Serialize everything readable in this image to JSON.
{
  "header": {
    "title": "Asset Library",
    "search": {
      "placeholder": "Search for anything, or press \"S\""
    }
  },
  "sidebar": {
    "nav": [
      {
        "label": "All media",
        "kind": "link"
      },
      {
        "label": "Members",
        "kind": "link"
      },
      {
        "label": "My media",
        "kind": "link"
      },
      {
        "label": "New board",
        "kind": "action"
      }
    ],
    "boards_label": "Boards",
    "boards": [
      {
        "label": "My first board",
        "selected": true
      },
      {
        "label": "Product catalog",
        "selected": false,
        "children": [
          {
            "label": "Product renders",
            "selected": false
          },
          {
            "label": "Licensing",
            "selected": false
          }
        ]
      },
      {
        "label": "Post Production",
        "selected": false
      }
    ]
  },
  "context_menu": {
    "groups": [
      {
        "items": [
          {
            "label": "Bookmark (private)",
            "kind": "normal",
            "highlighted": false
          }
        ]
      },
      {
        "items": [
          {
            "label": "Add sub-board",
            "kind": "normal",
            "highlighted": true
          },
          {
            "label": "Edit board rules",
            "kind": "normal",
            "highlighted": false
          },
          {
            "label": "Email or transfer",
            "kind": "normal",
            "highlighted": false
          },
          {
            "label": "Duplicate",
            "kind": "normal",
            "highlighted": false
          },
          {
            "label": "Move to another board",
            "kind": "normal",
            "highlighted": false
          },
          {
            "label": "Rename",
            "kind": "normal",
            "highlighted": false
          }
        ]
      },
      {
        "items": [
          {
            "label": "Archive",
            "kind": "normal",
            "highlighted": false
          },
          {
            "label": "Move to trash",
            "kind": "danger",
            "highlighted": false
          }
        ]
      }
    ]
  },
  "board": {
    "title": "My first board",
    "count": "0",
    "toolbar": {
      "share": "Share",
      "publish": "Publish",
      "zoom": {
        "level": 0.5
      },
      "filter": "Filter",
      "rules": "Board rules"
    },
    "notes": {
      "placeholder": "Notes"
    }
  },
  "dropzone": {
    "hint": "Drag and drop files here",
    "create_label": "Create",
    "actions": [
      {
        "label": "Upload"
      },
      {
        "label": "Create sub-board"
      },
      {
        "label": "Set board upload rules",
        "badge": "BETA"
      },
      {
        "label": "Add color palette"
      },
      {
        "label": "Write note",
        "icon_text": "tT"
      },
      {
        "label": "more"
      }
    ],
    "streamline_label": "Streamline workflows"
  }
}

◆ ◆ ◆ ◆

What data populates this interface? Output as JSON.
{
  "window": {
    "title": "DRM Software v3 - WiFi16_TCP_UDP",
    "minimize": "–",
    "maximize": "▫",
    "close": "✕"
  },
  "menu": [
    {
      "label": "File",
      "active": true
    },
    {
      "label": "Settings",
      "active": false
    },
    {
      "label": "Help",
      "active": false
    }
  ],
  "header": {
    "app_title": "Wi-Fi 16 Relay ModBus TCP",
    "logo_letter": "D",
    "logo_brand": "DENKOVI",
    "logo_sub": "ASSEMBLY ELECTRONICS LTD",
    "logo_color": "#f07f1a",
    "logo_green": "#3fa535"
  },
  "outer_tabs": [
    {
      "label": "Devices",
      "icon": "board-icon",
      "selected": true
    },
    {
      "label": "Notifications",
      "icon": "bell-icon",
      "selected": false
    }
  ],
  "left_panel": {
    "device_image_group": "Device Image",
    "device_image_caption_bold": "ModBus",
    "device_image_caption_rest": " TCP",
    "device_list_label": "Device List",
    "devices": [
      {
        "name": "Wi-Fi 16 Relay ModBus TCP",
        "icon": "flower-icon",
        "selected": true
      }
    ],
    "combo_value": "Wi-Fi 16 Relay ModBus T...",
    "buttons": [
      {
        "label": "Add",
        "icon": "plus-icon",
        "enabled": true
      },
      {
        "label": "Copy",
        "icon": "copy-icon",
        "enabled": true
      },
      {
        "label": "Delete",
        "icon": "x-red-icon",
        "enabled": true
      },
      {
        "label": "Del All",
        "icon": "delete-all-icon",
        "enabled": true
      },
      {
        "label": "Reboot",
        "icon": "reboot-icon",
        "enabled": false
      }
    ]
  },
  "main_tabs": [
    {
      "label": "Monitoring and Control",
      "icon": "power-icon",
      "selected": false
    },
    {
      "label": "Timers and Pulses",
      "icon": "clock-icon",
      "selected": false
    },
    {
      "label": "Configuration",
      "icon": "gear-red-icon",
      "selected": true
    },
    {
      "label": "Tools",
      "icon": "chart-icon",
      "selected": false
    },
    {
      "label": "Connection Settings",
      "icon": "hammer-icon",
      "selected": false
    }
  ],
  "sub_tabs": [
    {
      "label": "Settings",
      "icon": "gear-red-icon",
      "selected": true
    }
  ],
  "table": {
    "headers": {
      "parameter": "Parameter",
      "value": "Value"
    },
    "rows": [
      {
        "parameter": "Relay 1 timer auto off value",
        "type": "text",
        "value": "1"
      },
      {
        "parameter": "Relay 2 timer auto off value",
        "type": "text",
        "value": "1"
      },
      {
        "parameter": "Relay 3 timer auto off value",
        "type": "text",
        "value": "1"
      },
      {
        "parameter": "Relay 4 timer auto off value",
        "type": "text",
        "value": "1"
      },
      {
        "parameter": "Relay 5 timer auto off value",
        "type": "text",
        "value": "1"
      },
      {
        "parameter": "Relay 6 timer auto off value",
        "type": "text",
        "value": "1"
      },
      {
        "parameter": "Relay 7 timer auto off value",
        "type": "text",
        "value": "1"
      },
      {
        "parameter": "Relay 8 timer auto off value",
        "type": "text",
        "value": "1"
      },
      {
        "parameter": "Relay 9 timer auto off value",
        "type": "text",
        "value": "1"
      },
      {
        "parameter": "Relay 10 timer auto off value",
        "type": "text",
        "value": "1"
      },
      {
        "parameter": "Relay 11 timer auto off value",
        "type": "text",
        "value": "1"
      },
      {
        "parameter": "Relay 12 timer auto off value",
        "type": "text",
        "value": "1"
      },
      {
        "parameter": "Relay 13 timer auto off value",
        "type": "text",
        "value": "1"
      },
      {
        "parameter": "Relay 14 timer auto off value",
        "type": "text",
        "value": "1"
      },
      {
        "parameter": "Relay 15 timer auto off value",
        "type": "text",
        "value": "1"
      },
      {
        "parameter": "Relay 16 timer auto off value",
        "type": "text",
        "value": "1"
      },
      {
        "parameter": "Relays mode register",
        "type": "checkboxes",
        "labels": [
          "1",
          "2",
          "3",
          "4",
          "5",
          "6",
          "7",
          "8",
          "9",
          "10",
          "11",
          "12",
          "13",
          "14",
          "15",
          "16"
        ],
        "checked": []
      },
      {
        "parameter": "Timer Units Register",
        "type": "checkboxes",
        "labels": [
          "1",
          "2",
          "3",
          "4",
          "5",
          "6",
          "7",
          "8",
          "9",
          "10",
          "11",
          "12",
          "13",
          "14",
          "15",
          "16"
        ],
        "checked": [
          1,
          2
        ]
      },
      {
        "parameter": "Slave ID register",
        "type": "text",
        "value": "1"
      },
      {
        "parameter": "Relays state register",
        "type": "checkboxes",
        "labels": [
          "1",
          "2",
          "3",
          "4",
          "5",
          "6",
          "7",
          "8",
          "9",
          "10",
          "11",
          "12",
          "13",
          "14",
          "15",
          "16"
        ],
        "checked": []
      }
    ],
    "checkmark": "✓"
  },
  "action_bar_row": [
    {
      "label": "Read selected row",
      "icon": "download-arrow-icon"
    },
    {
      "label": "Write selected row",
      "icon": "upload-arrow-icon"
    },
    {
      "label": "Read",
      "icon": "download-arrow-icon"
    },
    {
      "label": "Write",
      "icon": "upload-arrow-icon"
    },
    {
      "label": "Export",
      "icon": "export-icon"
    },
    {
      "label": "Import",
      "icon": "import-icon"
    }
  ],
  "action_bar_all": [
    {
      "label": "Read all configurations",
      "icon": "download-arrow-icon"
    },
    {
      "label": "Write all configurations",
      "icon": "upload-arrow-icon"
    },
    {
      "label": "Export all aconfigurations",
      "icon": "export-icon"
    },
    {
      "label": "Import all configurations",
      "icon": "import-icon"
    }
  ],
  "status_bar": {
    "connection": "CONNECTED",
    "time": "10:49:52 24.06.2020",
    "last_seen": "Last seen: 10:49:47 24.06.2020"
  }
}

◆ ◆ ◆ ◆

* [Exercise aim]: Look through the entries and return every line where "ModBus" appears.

* [Worked solution]:
    "app_title": "Wi-Fi 16 Relay ModBus TCP",
    "device_image_caption_bold": "ModBus",
        "name": "Wi-Fi 16 Relay ModBus TCP",
    "combo_value": "Wi-Fi 16 Relay ModBus T...",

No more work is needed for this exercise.